  • Rosselli, M., Ardila, A., Florez, A., & Castro, C. (1990). Normative data on
    the Boston Diagnostic Aphasia Examination in a Spanish-speaking population. Journal of
    Clinical and Experimental Neuropsychology
    , 12, 313-322.
  • Sbordone, R.J., Saul, R.E., & Purisch, A.D. Neuropsychology for Psychologists, Health Care Professionals, and Attorneys. Boca Raton, FL: Taylor and Francis Group.
    Tucker, F.M., Edwards, D.F., Mathews, L.K., Baum, C.M., & Connor, L.T. (2012). Modifying Health Outcome Measures for People With Aphasia. American Journal of Occupational Therapy, 66, 42-50.
  • Tsapkini, K., Vlahou, C.H., & Potagas, C. (2009/2010). Adaptation and validation of standardized aphasia tests in different languages- Lessons from the Boston Diagnostic Aphasia Examination – Short Form in Greek. Behavioural Neurology, 22, 111-119.
  • Tucker, F.M., Edwards, D.F., Mathews, L.K., Baum, C.M., & Connor, L.T. (2012). Modifying Health Outcome Measures for People With Aphasia. American Journal of Occupational Therapy, 66, 42-50.
  • Wilde, M.C. (2006). The validity of the repeatable battery of neuropsychological

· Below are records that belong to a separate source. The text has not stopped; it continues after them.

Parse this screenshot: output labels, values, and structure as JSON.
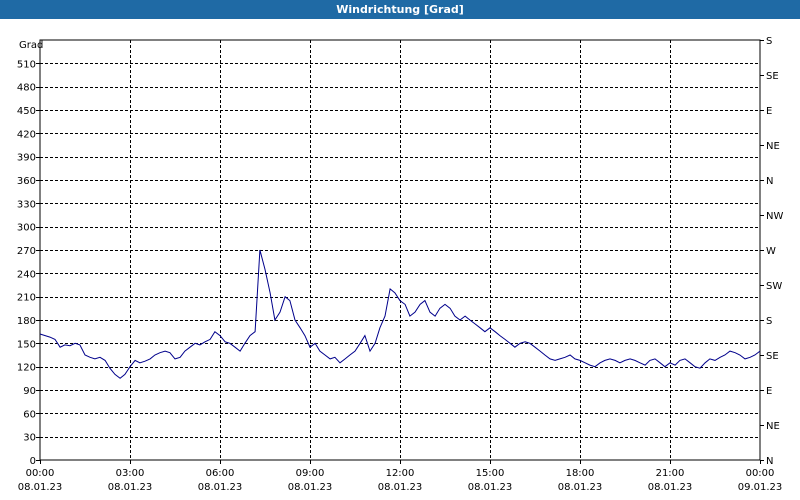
{
  "window": {
    "title": "Windrichtung [Grad]"
  },
  "colors": {
    "titlebar": "#1f6aa5",
    "line": "#00008b",
    "grid": "#000000"
  },
  "chart_data": {
    "type": "line",
    "title": "Windrichtung [Grad]",
    "ylabel": "Grad",
    "xlabel": "",
    "ylim": [
      0,
      540
    ],
    "xlim": [
      0,
      24
    ],
    "grid": true,
    "yticks": [
      0,
      30,
      60,
      90,
      120,
      150,
      180,
      210,
      240,
      270,
      300,
      330,
      360,
      390,
      420,
      450,
      480,
      510
    ],
    "xticks": [
      {
        "x": 0,
        "time": "00:00",
        "date": "08.01.23"
      },
      {
        "x": 3,
        "time": "03:00",
        "date": "08.01.23"
      },
      {
        "x": 6,
        "time": "06:00",
        "date": "08.01.23"
      },
      {
        "x": 9,
        "time": "09:00",
        "date": "08.01.23"
      },
      {
        "x": 12,
        "time": "12:00",
        "date": "08.01.23"
      },
      {
        "x": 15,
        "time": "15:00",
        "date": "08.01.23"
      },
      {
        "x": 18,
        "time": "18:00",
        "date": "08.01.23"
      },
      {
        "x": 21,
        "time": "21:00",
        "date": "08.01.23"
      },
      {
        "x": 24,
        "time": "00:00",
        "date": "09.01.23"
      }
    ],
    "right_axis": [
      {
        "value": 0,
        "label": "N"
      },
      {
        "value": 45,
        "label": "NE"
      },
      {
        "value": 90,
        "label": "E"
      },
      {
        "value": 135,
        "label": "SE"
      },
      {
        "value": 180,
        "label": "S"
      },
      {
        "value": 225,
        "label": "SW"
      },
      {
        "value": 270,
        "label": "W"
      },
      {
        "value": 315,
        "label": "NW"
      },
      {
        "value": 360,
        "label": "N"
      },
      {
        "value": 405,
        "label": "NE"
      },
      {
        "value": 450,
        "label": "E"
      },
      {
        "value": 495,
        "label": "SE"
      },
      {
        "value": 540,
        "label": "S"
      }
    ],
    "series": [
      {
        "x": [
          0,
          0.33,
          0.5,
          0.67,
          0.83,
          1.0,
          1.17,
          1.33,
          1.5,
          1.67,
          1.83,
          2.0,
          2.17,
          2.33,
          2.5,
          2.67,
          2.83,
          3.0,
          3.17,
          3.33,
          3.5,
          3.67,
          3.83,
          4.0,
          4.17,
          4.33,
          4.5,
          4.67,
          4.83,
          5.0,
          5.17,
          5.33,
          5.5,
          5.67,
          5.83,
          6.0,
          6.17,
          6.33,
          6.5,
          6.67,
          6.83,
          7.0,
          7.17,
          7.33,
          7.5,
          7.67,
          7.83,
          8.0,
          8.17,
          8.33,
          8.5,
          8.67,
          8.83,
          9.0,
          9.17,
          9.33,
          9.5,
          9.67,
          9.83,
          10.0,
          10.17,
          10.33,
          10.5,
          10.67,
          10.83,
          11.0,
          11.17,
          11.33,
          11.5,
          11.67,
          11.83,
          12.0,
          12.17,
          12.33,
          12.5,
          12.67,
          12.83,
          13.0,
          13.17,
          13.33,
          13.5,
          13.67,
          13.83,
          14.0,
          14.17,
          14.33,
          14.5,
          14.67,
          14.83,
          15.0,
          15.17,
          15.33,
          15.5,
          15.67,
          15.83,
          16.0,
          16.17,
          16.33,
          16.5,
          16.67,
          16.83,
          17.0,
          17.17,
          17.33,
          17.5,
          17.67,
          17.83,
          18.0,
          18.17,
          18.33,
          18.5,
          18.67,
          18.83,
          19.0,
          19.17,
          19.33,
          19.5,
          19.67,
          19.83,
          20.0,
          20.17,
          20.33,
          20.5,
          20.67,
          20.83,
          21.0,
          21.17,
          21.33,
          21.5,
          21.67,
          21.83,
          22.0,
          22.17,
          22.33,
          22.5,
          22.67,
          22.83,
          23.0,
          23.17,
          23.33,
          23.5,
          23.67,
          23.83,
          24.0
        ],
        "y": [
          162,
          158,
          155,
          145,
          148,
          147,
          150,
          148,
          135,
          132,
          130,
          132,
          128,
          118,
          110,
          105,
          110,
          120,
          128,
          125,
          127,
          130,
          135,
          138,
          140,
          138,
          130,
          132,
          140,
          145,
          150,
          148,
          152,
          155,
          165,
          160,
          152,
          150,
          145,
          140,
          150,
          160,
          165,
          270,
          245,
          215,
          180,
          190,
          210,
          205,
          180,
          170,
          160,
          145,
          150,
          140,
          135,
          130,
          132,
          125,
          130,
          135,
          140,
          150,
          160,
          140,
          150,
          170,
          185,
          220,
          215,
          205,
          200,
          185,
          190,
          200,
          205,
          190,
          185,
          195,
          200,
          195,
          185,
          180,
          185,
          180,
          175,
          170,
          165,
          170,
          165,
          160,
          155,
          150,
          145,
          150,
          152,
          150,
          145,
          140,
          135,
          130,
          128,
          130,
          132,
          135,
          130,
          128,
          125,
          122,
          120,
          125,
          128,
          130,
          128,
          125,
          128,
          130,
          128,
          125,
          122,
          128,
          130,
          125,
          120,
          125,
          122,
          128,
          130,
          125,
          120,
          118,
          125,
          130,
          128,
          132,
          135,
          140,
          138,
          135,
          130,
          132,
          135,
          140
        ]
      }
    ]
  }
}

    status in acute stroke. The clinical neuropsychologist, 20, 702-715.